People could carry a concealed firearm without a permit or training under a bill approved by the Kansas Senate on Thursday.
Senate Bill 45, which passed 31-7, would make Kansas a “constitutional carry” state, grouping it with Alaska, Arizona, Vermont and Wyoming. Montana requires no permit outside city limits.
Kansans still could get a permit if they wanted to carry a concealed gun legally in 36 other states.
Senate approval did not come without some people voicing concerns. Several Wichita business people have raised concerns privately to lawmakers about the bill’s potential impact on businesses.

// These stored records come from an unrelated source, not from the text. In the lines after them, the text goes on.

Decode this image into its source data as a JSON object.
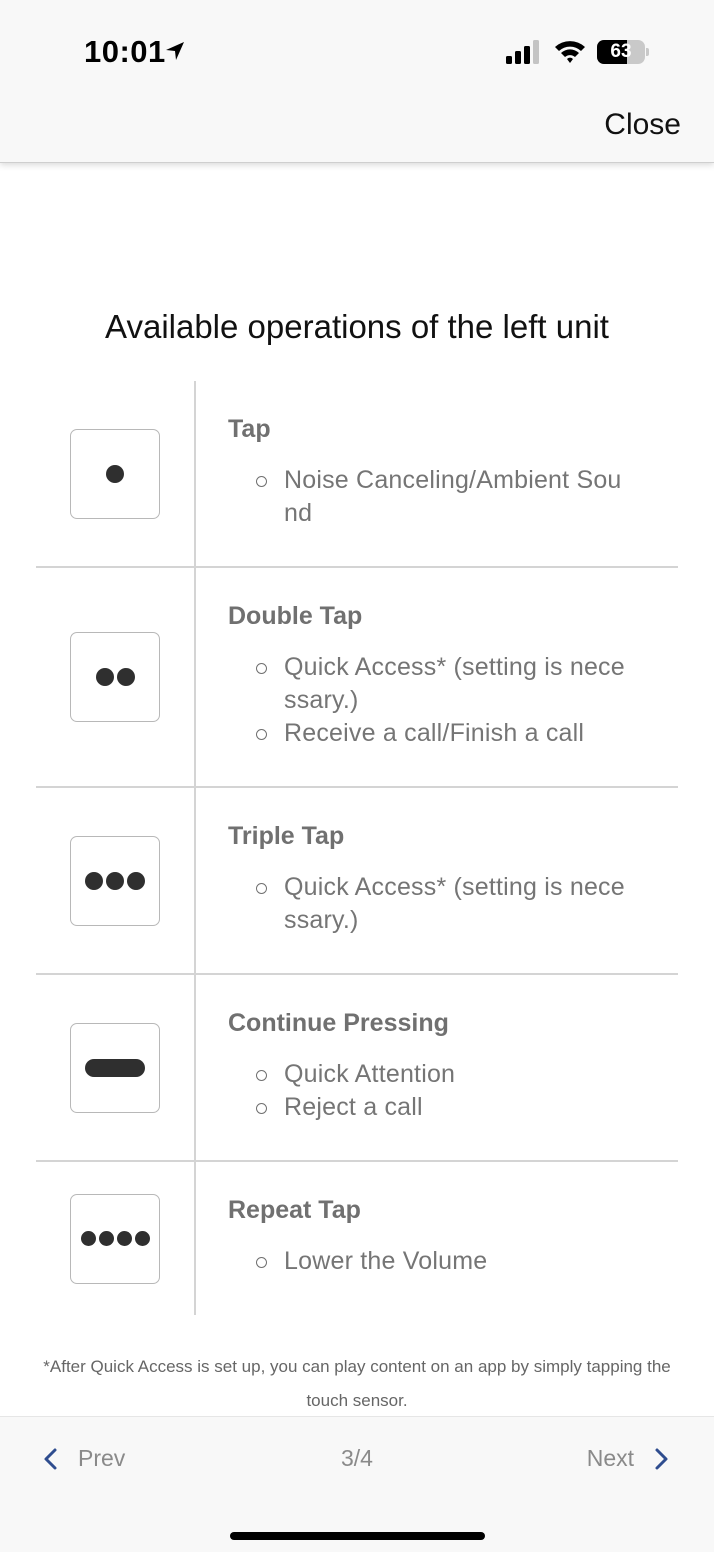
{
  "status_bar": {
    "time": "10:01",
    "battery_level": "63",
    "icons": [
      "location-arrow-icon",
      "cellular-signal-icon",
      "wifi-icon",
      "battery-icon"
    ]
  },
  "header": {
    "close_label": "Close"
  },
  "page": {
    "title": "Available operations of the left unit"
  },
  "operations": [
    {
      "icon": "single-dot-icon",
      "title": "Tap",
      "items": [
        "Noise Canceling/Ambient Sou nd"
      ]
    },
    {
      "icon": "double-dot-icon",
      "title": "Double Tap",
      "items": [
        "Quick Access* (setting is nece ssary.)",
        "Receive a call/Finish a call"
      ]
    },
    {
      "icon": "triple-dot-icon",
      "title": "Triple Tap",
      "items": [
        "Quick Access* (setting is nece ssary.)"
      ]
    },
    {
      "icon": "long-press-bar-icon",
      "title": "Continue Pressing",
      "items": [
        "Quick Attention",
        "Reject a call"
      ]
    },
    {
      "icon": "four-dot-icon",
      "title": "Repeat Tap",
      "items": [
        "Lower the Volume"
      ]
    }
  ],
  "footnote": "*After Quick Access is set up, you can play content on an app by simply tapping the touch sensor.",
  "navigation": {
    "prev_label": "Prev",
    "next_label": "Next",
    "page_indicator": "3/4"
  },
  "colors": {
    "chevron": "#2f4d8f",
    "icon_fill": "#2f2f2f",
    "muted_text": "#757575"
  }
}
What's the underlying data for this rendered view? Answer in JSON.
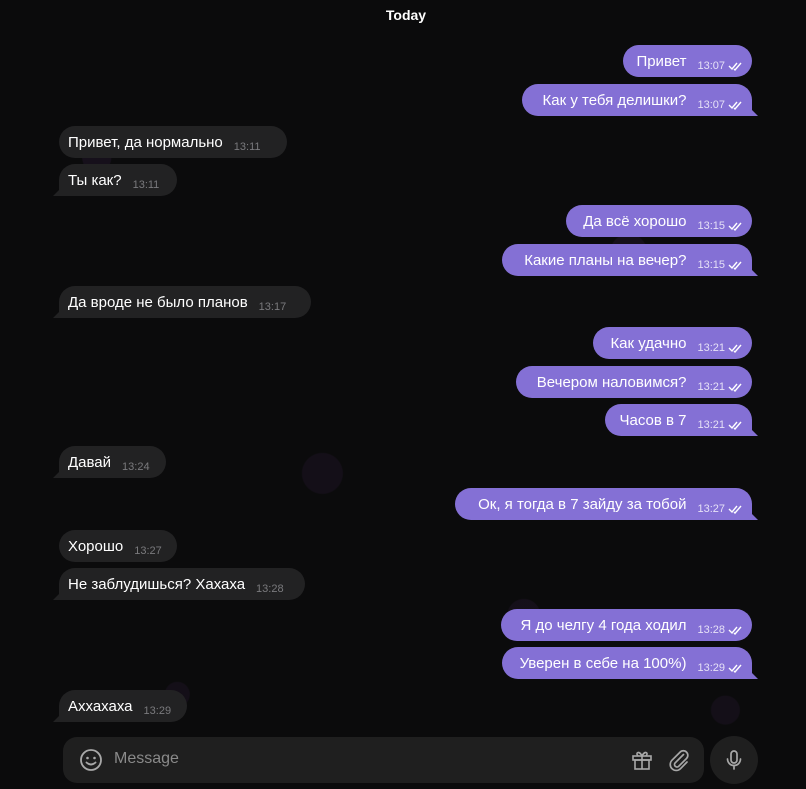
{
  "date_label": "Today",
  "messages": [
    {
      "text": "Привет",
      "time": "13:07"
    },
    {
      "text": "Как у тебя делишки?",
      "time": "13:07"
    },
    {
      "text": "Привет, да нормально",
      "time": "13:11"
    },
    {
      "text": "Ты как?",
      "time": "13:11"
    },
    {
      "text": "Да всё хорошо",
      "time": "13:15"
    },
    {
      "text": "Какие планы на вечер?",
      "time": "13:15"
    },
    {
      "text": "Да вроде не было планов",
      "time": "13:17"
    },
    {
      "text": "Как удачно",
      "time": "13:21"
    },
    {
      "text": "Вечером наловимся?",
      "time": "13:21"
    },
    {
      "text": "Часов в 7",
      "time": "13:21"
    },
    {
      "text": "Давай",
      "time": "13:24"
    },
    {
      "text": "Ок, я тогда в 7 зайду за тобой",
      "time": "13:27"
    },
    {
      "text": "Хорошо",
      "time": "13:27"
    },
    {
      "text": "Не заблудишься? Хахаха",
      "time": "13:28"
    },
    {
      "text": "Я до челгу 4 года ходил",
      "time": "13:28"
    },
    {
      "text": "Уверен в себе на 100%)",
      "time": "13:29"
    },
    {
      "text": "Аххахаха",
      "time": "13:29"
    }
  ],
  "composer": {
    "placeholder": "Message",
    "icons": [
      "smile-icon",
      "gift-icon",
      "paperclip-icon",
      "microphone-icon"
    ]
  },
  "colors": {
    "outgoing_bubble": "#8470d5",
    "incoming_bubble": "#222223",
    "background": "#0b0b0c"
  }
}
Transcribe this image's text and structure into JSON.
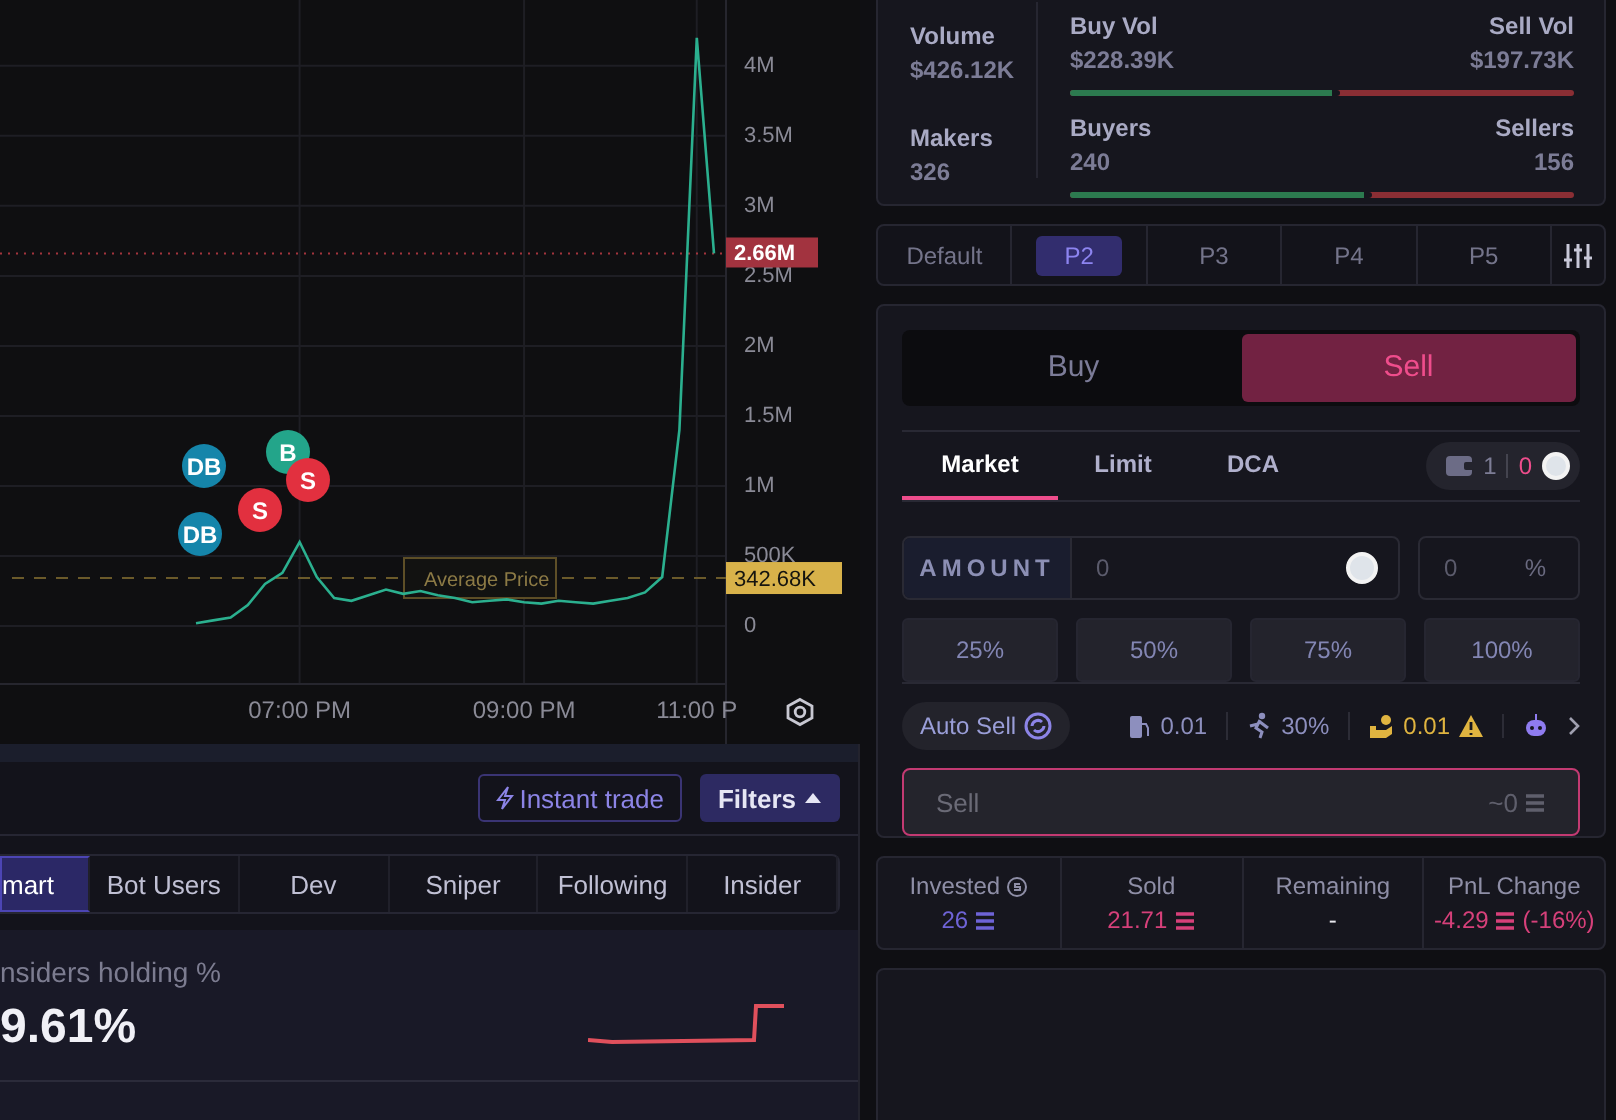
{
  "chart": {
    "chart_data": {
      "type": "line",
      "categories": [
        null,
        null,
        null,
        null,
        null,
        null,
        "07:00 PM",
        null,
        null,
        null,
        null,
        null,
        null,
        null,
        null,
        null,
        null,
        null,
        null,
        "09:00 PM",
        null,
        null,
        null,
        null,
        null,
        null,
        null,
        null,
        null,
        "11:00 P",
        null
      ],
      "series": [
        {
          "color": "#2bb08f",
          "values": [
            20000,
            40000,
            60000,
            150000,
            300000,
            380000,
            600000,
            350000,
            200000,
            180000,
            220000,
            260000,
            230000,
            250000,
            220000,
            200000,
            170000,
            180000,
            190000,
            170000,
            160000,
            180000,
            170000,
            160000,
            180000,
            200000,
            240000,
            350000,
            1400000,
            4200000,
            2660000
          ]
        }
      ],
      "ylim": [
        -414000,
        4470000
      ],
      "yticks": [
        {
          "value": 0,
          "label": "0"
        },
        {
          "value": 500000,
          "label": "500K"
        },
        {
          "value": 1000000,
          "label": "1M"
        },
        {
          "value": 1500000,
          "label": "1.5M"
        },
        {
          "value": 2000000,
          "label": "2M"
        },
        {
          "value": 2500000,
          "label": "2.5M"
        },
        {
          "value": 3000000,
          "label": "3M"
        },
        {
          "value": 3500000,
          "label": "3.5M"
        },
        {
          "value": 4000000,
          "label": "4M"
        }
      ],
      "grid": true,
      "ref_lines": [
        {
          "axis": "y",
          "value": 2660000
        },
        {
          "axis": "y",
          "value": 342680,
          "label": "Average Price"
        }
      ]
    },
    "price_tags": [
      {
        "kind": "current",
        "value": "2.66M"
      },
      {
        "kind": "average",
        "value": "342.68K"
      }
    ],
    "trade_markers": [
      {
        "label": "B",
        "color": "#23a58a"
      },
      {
        "label": "DB",
        "color": "#1585aa"
      },
      {
        "label": "S",
        "color": "#e2303f"
      },
      {
        "label": "S",
        "color": "#e2303f"
      },
      {
        "label": "DB",
        "color": "#1585aa"
      }
    ]
  },
  "stats": {
    "totals": [
      {
        "label": "Volume",
        "value": "$426.12K"
      },
      {
        "label": "Makers",
        "value": "326"
      }
    ],
    "splits": [
      {
        "left": {
          "label": "Buy Vol",
          "value": "$228.39K"
        },
        "right": {
          "label": "Sell Vol",
          "value": "$197.73K"
        },
        "level": 0.535
      },
      {
        "left": {
          "label": "Buyers",
          "value": "240"
        },
        "right": {
          "label": "Sellers",
          "value": "156"
        },
        "level": 0.6
      }
    ]
  },
  "presets": [
    {
      "label": "Default",
      "selected": false
    },
    {
      "label": "P2",
      "selected": true
    },
    {
      "label": "P3",
      "selected": false
    },
    {
      "label": "P4",
      "selected": false
    },
    {
      "label": "P5",
      "selected": false
    }
  ],
  "order": {
    "sides": [
      {
        "label": "Buy",
        "selected": false
      },
      {
        "label": "Sell",
        "selected": true
      }
    ],
    "types": [
      {
        "label": "Market",
        "selected": true
      },
      {
        "label": "Limit",
        "selected": false
      },
      {
        "label": "DCA",
        "selected": false
      }
    ],
    "wallet": {
      "count": "1",
      "alert": "0"
    },
    "amount": {
      "label": "AMOUNT",
      "placeholder": "0"
    },
    "percent": {
      "placeholder": "0",
      "unit": "%"
    },
    "quick": [
      "25%",
      "50%",
      "75%",
      "100%"
    ],
    "auto_sell": "Auto Sell",
    "settings": [
      {
        "kind": "gas",
        "value": "0.01",
        "warning": false
      },
      {
        "kind": "slippage",
        "value": "30%",
        "warning": false
      },
      {
        "kind": "tip",
        "value": "0.01",
        "warning": true
      },
      {
        "kind": "bot"
      }
    ],
    "submit": {
      "label": "Sell",
      "estimate": "~0",
      "disabled": true
    }
  },
  "position": [
    {
      "label": "Invested",
      "value": "26",
      "coin": true,
      "color": "#6e63d6"
    },
    {
      "label": "Sold",
      "value": "21.71",
      "coin": true,
      "color": "#d6407a"
    },
    {
      "label": "Remaining",
      "value": "-",
      "coin": false,
      "color": "#e8e8ee"
    },
    {
      "label": "PnL Change",
      "value": "-4.29",
      "coin": true,
      "suffix": "(-16%)",
      "color": "#d6407a"
    }
  ],
  "toolbar": {
    "instant_trade": "Instant trade",
    "filters": "Filters"
  },
  "holder_tabs": [
    {
      "label": "mart",
      "selected": true
    },
    {
      "label": "Bot Users",
      "selected": false
    },
    {
      "label": "Dev",
      "selected": false
    },
    {
      "label": "Sniper",
      "selected": false
    },
    {
      "label": "Following",
      "selected": false
    },
    {
      "label": "Insider",
      "selected": false
    }
  ],
  "insiders": {
    "label": "nsiders holding %",
    "value": "9.61%"
  }
}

Bill Warren, the owner of Warren Theatres, has spoken publicly against the bill, saying he thinks it will increase his insurance rates.
Senate President Susan Wagle, R-Wichita, voted for the bill but said she supported it with uncertainty.
She asked that business leaders who are concerned get involved in the legislative process as the bill moves to the House “and help the Legislature separate fact from fiction to eliminate any unintended consequences.”
“Today we must vote, and when in doubt, I believe that if we err, we ought to do so on the side of freedom and the continued protection of our most basic constitutional rights,” she said.
Her speech helped sway Sen. Les Donovan, R-Wichita, to support the bill after he initially passed on the measure. “She swung me over,” he said.
Sen. Jacob LaTurner, R-Pittsburg, who carried the bill, called it common sense.
“I think it’s a very logical step for the Legislature to take,” he said. “We allow open carry. We allow concealed carry if you’re hunting or fishing. I think this makes a lot of sense.”
Senate Minority Leader Anthony Hensley, D-Topeka, explained his opposition to the bill despite past support for gun rights legislation.
He said he could not in good conscience support the bill without answers about whether it would cause businesses’ insurance rates to increase or whether it might endanger public safety.
LaTurner said Wednesday that the Kansas Insurance Department does not think the bill will lead to rate increases.
Sen. David Haley, D-Kansas City, who supported the measure, said he wanted to put law-abiding citizens on equal footing with armed criminals.
After the bill’s initial passage Wednesday, several readers contacted The Eagle with concerns.
Tom Sprenkel, a retiree from Lenexa, disputed the notion that the bill would increase public safety, writing in an e-mail that “people who have easy access to guns are the ones who commit crime and use the gun to shoot and kill people.”
John Commerford, lobbyist for the National Rifle Association, said earlier in the week that Arizona’s crime rate dropped when it adopted a similar law.
But gun safety groups, such as Moms Demand Action for Gun Sense in America, expressed concern that people without training might be able to carry hidden, loaded guns in public.
“Moms don’t want to sit down for dinner at a restaurant with their families next to an armed customer who has never even handled a gun before, who doesn’t have a license, and who can carry with no questions asked,” said Terri Lynn Barnett Miller, a volunteer with the group’s Kansas chapter, in a statement.
Patricia Stoneking, president of the Kansas State Rifle Association, said the majority of Kansans support greater gun rights, based on the 2010 constitutional amendment that clarified the right of each person to bear arms, which passed by 89 percent. She also said that since the state already allows people to carry openly without a permit, allowing people who are at least 21 to carry without a permit will not be a major change.
“Why would we all of a sudden say 21-year-olds who are going to be able to put a jacket over the gun are any different than if they didn’t have a jacket over the gun?” she said. “It’s not logical. It’s not a logical conclusion.”
How they voted
Here’s how south-central Kansas lawmakers voted on SB 45 to allow concealed-carry without a permit or training. The bill passed 31-7.
Republicans voting yes: Les Donovan, Michael O’Donnell, Mike Petersen and Susan Wagle, Wichita; Steve Abrams, Arkansas City; Terry Bruce, Hutchinson; Dan Kerschen, Garden Plain; Forrest Knox, Altoona; Ty Masterson, Andover; Richard Wilborn, McPherson
Democrats voting no: Oletha Faust-Goudeau, D-Wichita
Republicans not voting: Carolyn McGinn, Sedgwick